Microplastics are supposedly impossible to be separated from the sand, so 12 Canadian students designed the 'Hoola One' to do the job.
Despite waving the warning signs of the harmful aftermath of plastic pollution for the past couple of years, the ecological crisis seems to be quickening by the second. Scientists are coming up with innovative ways to break down the non-biodegradable compound chemically, however, that alone cannot rid the earth of its plastic accumulation all at once. Unfortunately, the water bodies become the point of accumulation for all the world's trash by default. Of course, many clean-up programs have been launched by environmentalists but is it enough to clear the plastic debris-covered beaches?
Amidst these serious challenges comes another. Say, one picks up the plastic from the shore and renders the area clean but does that really rid of this unbreakable compound? Of course not. This is due to the accumulation of the millions of tiny microplastics lining the beaches. These minute structures are impossible to separate from the tiny sand particles. Thankfully, a group of engineers recognized this problem and after an extensive amount of research, came up with a solution.
A bunch of 12 Canadian students studying at the University of Sherbrooke in Quebec successfully built a gigantic vacuum cleaner that separates these microplastics and leaves the sand particles on the beach in its natural place.

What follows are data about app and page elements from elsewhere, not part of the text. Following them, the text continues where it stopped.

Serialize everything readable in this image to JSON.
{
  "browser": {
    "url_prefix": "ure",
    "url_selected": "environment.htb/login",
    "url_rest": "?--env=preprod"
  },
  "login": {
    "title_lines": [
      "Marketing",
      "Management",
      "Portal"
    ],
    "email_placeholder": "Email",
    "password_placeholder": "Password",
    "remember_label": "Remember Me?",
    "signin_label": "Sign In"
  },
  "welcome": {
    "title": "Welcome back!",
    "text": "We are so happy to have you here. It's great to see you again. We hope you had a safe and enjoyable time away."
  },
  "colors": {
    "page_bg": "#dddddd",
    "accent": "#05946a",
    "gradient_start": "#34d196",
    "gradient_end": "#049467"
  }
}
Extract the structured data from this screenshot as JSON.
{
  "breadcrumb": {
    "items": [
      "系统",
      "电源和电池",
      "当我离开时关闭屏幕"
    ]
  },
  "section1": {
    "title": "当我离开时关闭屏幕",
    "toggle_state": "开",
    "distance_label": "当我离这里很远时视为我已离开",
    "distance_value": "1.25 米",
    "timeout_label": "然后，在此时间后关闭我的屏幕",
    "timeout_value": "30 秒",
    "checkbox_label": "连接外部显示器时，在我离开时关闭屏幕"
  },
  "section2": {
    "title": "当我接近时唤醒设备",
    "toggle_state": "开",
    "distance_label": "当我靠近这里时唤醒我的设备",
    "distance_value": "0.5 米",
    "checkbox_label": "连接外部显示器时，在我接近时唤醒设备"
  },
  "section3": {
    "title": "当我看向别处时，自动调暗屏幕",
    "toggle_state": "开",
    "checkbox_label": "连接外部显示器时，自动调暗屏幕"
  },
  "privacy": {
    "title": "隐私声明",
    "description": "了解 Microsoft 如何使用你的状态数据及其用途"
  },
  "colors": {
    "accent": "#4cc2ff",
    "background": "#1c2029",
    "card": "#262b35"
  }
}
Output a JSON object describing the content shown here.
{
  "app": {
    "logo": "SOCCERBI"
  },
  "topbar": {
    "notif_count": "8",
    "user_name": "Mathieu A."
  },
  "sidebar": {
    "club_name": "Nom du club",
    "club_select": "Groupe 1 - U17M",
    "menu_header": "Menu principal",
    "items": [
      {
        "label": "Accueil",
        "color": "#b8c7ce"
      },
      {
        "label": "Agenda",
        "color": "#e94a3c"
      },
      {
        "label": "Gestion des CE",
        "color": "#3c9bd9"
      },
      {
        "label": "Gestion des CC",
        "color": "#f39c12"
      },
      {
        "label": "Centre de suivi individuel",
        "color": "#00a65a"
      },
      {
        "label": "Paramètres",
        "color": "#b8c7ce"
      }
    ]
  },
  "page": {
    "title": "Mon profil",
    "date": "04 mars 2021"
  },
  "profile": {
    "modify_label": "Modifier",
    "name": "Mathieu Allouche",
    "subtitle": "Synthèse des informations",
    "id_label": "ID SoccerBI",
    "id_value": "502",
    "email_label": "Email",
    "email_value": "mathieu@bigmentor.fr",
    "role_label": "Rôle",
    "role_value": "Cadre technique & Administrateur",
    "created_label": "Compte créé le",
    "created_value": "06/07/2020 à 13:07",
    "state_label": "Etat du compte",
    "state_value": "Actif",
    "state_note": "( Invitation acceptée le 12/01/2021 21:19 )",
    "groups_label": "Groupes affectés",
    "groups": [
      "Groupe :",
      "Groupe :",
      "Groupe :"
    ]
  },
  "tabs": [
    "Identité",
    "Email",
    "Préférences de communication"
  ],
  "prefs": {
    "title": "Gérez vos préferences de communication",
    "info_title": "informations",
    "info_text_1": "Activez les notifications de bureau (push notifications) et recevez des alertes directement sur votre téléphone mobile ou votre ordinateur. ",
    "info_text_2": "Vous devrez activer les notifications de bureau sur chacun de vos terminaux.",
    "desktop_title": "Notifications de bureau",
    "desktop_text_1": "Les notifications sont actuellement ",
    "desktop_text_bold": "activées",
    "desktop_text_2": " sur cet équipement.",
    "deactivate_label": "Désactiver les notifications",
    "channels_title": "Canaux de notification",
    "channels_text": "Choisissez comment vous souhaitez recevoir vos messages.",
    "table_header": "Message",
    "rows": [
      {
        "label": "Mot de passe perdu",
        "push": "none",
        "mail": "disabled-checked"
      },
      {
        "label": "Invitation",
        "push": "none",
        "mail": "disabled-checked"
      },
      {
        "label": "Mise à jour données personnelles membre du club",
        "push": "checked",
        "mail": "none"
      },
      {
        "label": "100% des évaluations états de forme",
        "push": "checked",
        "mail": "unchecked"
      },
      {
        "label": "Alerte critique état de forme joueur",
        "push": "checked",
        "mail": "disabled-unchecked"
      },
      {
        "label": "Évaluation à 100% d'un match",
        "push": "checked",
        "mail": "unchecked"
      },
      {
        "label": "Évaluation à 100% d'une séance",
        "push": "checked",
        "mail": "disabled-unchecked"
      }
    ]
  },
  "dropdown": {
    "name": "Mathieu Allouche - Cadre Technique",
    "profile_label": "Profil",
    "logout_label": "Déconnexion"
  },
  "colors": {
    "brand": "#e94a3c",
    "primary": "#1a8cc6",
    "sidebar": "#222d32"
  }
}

During a class project, these students came up with this amazing new technology which they named Hoola One. Speaking to Hawaii Public Radio, one of the co-founders, Sam Duval, explained how they learned of the unavailability of a machine that could remove the micro-plastics from the lovely beaches.
"We did some research and we realized there was no machine around the world to do this kind of job," said Duval. "So we told each other, ʻWe will invent it,’ and we did it." So, how does this thing work? Hoola One has an extended hose that is operated manually. Similar to your usual vacuum cleaner, this machine, too, sucks up the plastic mixed sand and dumps it inside a huge tank containing water. Now, as the rock and sand particles are heavier than plastic they sink to the base of the tank while the plastic floats on top of the water surface.
After this separation process is completed they dump the rock and sand particles back onto the beach. Although it was a small class project, they decided to check it's efficiency in the real world. During the last two weeks in April, the group went over to Hawaii’s Kamilo Beach, which is often regarded as one of the dirtiest beaches in the world. Their first prototype was ready to take on the challenging plastic-ridden sandy beach. Initially, it did experience quite a number of technical problems, but the students were able to fix these glitches and ultimately clean up the place.
AI-empowered plastic collection scheme👏👏👏👏 The Novel technologies have the capacity of accelerating to the transition #CircularEconomy.— Ghislain Irakoze (@iraghislain) June 29, 2019
Once the place was all tidy, the generous students decided to leave the enormous vacuum cleaner on the island in the form of a donation to the State Department, according to reports. Right now the team is researching the ecological impacts that the process of vacuuming has on the beaches. Apart from this study, the group is also looking for sponsorships and fundings, in order to produce some more of these Hoola One vacuums. We really hope that this group is successful in its endeavor and if it is, we would finally have the equipment to clean all the beaches all around the world.
Robotics is the key to scaling solutions for ocean plastic pollution. While the Hoola One may be human-controlled, it is easy to visualize it being fully autonomous. Something to think about at the beach this summer. 😎#circulareconomy #sustainabilitypic.twitter.com/lYPvjjqfKD— Shawn P. Mitchell (@shawnpmitchell) June 28, 2019
Water bodies, especially seas and oceans cover the largest part of our heavenly planet and this fact makes it easier for people to dump their garbage there. This poses a great threat to the creatures that reside in these oceans. Surely, you have chanced upon several incidents when turtles have died due to the consumption of this indigestible material? Due to the presence of plastic in their bellies, the turtles often have the feeling of being full and quit searching for food. This leads to starvation which is followed by death. Several areas are now working towards stopping the use of this harmful material. And while the ban on single-use plastic has already been observed in some countries, there are others who need to join the bandwagon.
Plastic bags cause serious issues for wildlife. They're often carried out to sea, leaving turtles and fish tangled with no escape. It's not just the bags, #plastic pollution has a huge negative impact on all #wildlife.— Born Free Foundation (@BornFreeFDN) June 26, 2019
Learn how you can make a difference: https://t.co/qpfantABiU pic.twitter.com/wkJ9i0UKWy